How much compensation can you get for a data breach?
There are no absolute guarantees for compensation. If your case wins, you could receive more or less than hoped for. Accurate evaluations are essential and they rely on strong proof. The expertise of your No Win No Fee lawyer can help you include all the costs and perhaps increase the final settlement amount. If the effects of the data breach badly affected your mental health, you could receive thousands.
What constitutes a breach of data protection?
- Unauthorised sharing
of personal information that could harm that person, either financially or emotionally.
What can I do if my personal data is breached?

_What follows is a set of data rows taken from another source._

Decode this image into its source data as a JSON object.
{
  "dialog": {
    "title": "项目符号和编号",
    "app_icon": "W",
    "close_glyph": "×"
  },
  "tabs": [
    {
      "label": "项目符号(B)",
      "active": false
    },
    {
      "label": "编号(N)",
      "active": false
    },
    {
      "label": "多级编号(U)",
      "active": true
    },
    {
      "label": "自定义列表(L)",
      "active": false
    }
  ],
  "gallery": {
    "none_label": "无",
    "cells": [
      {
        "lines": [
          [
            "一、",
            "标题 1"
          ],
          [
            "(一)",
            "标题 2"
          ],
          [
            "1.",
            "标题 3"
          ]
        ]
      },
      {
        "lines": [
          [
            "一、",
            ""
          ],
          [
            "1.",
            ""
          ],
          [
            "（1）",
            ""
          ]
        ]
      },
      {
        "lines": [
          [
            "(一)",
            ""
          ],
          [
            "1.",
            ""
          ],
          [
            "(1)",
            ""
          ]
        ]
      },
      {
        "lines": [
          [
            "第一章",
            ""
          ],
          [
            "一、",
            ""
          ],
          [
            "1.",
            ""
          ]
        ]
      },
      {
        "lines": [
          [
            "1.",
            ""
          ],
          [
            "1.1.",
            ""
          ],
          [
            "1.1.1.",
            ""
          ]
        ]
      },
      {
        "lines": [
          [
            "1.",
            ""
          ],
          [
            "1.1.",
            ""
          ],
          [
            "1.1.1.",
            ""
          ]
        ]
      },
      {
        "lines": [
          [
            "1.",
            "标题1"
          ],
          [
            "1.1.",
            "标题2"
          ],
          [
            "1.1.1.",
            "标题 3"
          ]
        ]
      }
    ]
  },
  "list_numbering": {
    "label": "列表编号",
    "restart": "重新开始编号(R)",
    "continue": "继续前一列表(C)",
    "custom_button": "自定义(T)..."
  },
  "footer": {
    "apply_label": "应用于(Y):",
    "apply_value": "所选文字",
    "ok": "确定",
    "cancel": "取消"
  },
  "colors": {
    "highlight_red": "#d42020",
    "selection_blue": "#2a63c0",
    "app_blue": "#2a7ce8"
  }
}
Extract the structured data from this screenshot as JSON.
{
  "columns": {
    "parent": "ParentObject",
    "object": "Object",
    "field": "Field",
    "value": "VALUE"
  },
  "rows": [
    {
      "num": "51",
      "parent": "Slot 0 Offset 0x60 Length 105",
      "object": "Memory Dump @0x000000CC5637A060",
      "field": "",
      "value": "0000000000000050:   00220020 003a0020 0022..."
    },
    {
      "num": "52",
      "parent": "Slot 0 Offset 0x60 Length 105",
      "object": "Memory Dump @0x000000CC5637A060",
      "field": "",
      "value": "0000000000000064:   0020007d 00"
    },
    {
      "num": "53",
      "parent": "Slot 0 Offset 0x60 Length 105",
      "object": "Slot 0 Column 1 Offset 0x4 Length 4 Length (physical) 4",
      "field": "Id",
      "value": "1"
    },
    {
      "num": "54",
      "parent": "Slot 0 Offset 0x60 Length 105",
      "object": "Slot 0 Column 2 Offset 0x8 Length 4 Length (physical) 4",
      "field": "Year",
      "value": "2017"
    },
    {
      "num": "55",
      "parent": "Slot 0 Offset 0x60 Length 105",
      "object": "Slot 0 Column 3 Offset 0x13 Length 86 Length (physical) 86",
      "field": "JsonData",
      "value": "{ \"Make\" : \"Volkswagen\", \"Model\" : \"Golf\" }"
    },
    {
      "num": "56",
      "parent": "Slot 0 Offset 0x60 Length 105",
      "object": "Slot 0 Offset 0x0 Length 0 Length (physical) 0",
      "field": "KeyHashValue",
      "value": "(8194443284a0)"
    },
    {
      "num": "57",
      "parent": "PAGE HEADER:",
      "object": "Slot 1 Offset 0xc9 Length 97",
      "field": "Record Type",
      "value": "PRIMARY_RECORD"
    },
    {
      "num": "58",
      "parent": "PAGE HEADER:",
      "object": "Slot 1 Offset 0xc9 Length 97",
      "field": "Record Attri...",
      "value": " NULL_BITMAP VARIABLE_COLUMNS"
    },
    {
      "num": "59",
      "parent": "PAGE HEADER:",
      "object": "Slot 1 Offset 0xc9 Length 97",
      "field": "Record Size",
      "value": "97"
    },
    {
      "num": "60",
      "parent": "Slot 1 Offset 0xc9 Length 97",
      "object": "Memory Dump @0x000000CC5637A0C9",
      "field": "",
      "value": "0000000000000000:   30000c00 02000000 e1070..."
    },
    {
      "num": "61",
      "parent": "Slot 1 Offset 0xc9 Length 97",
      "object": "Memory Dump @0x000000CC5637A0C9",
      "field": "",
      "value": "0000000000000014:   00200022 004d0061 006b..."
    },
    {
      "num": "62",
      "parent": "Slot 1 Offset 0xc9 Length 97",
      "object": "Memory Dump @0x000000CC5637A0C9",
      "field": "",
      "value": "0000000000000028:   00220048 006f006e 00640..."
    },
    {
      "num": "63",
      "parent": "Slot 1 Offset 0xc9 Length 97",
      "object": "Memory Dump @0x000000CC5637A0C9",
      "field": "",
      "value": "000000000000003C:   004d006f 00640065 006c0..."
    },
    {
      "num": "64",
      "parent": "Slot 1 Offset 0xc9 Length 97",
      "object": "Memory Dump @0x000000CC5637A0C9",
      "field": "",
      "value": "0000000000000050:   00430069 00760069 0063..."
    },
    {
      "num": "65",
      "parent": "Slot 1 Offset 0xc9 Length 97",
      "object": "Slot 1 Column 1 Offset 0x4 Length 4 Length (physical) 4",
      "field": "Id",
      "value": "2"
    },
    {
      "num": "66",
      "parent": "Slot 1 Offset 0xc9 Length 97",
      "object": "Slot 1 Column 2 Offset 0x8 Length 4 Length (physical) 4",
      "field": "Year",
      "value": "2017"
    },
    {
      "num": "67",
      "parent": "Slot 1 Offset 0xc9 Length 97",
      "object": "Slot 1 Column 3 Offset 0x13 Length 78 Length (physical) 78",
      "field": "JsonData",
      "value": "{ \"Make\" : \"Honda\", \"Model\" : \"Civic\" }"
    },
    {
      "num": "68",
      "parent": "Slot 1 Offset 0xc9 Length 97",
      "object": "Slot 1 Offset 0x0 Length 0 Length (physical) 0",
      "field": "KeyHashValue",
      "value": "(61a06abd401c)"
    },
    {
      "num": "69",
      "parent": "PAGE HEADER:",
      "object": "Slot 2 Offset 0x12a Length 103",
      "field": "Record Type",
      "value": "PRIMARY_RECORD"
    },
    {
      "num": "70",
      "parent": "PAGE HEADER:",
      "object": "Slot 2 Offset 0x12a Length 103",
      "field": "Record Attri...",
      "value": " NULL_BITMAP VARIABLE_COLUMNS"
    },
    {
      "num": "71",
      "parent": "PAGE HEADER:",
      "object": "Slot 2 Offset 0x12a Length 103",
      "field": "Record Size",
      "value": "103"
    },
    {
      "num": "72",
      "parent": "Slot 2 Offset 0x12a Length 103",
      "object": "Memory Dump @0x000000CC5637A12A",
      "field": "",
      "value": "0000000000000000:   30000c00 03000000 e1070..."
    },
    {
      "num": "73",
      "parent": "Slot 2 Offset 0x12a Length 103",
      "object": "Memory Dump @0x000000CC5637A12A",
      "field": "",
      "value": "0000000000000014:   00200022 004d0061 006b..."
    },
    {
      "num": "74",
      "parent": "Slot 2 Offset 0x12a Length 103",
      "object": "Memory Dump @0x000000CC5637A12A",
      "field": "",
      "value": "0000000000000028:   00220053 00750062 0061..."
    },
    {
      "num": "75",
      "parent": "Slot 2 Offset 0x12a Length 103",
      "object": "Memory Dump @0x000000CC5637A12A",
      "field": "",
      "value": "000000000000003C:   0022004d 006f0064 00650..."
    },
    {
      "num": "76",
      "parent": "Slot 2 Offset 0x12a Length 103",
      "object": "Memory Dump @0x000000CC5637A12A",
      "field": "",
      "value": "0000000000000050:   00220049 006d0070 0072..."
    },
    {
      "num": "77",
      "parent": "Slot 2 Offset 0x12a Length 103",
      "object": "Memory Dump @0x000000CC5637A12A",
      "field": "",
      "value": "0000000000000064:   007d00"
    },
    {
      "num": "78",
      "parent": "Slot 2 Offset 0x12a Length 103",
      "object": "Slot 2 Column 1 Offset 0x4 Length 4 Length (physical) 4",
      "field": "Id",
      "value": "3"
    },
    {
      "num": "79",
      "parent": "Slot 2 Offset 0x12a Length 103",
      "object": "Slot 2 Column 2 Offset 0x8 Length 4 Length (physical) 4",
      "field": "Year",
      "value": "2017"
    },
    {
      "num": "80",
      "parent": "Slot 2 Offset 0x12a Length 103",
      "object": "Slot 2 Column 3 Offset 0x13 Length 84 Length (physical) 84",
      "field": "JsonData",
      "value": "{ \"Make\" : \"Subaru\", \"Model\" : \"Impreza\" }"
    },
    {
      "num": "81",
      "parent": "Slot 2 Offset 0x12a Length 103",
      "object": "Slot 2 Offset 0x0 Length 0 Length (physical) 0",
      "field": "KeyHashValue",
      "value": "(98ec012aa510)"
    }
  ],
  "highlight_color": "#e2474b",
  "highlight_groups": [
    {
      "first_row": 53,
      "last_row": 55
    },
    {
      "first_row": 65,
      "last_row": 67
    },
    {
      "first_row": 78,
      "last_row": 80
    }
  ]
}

Follow the steps above or call our team at Legal Helpline. The law now supports your right to seek compensation for mental damage in its own right. Don’t disregard the very real impact of data theft. If you can prove what you’ve suffered through medical evidence, make a claim and recover the losses you’ve endured.
As well as the information in this article, you can also refer to the highlighted text for more resources. In addition to this, we are happy to answer any queries you may have about HMRC data protection breach claims. We also have a guide on bank data breach claims, and another on medical data breach claims.
For further reading about HMRC and what they are doing to protect your private information, please refer to their annual report. More information is available from Victim Support after a data breach, and you can read more about protecting your data in the future.
Thank you for reading our guide on what to do if you fall victim to a data breach by HMRC.
Guide by JJW
Edited by REB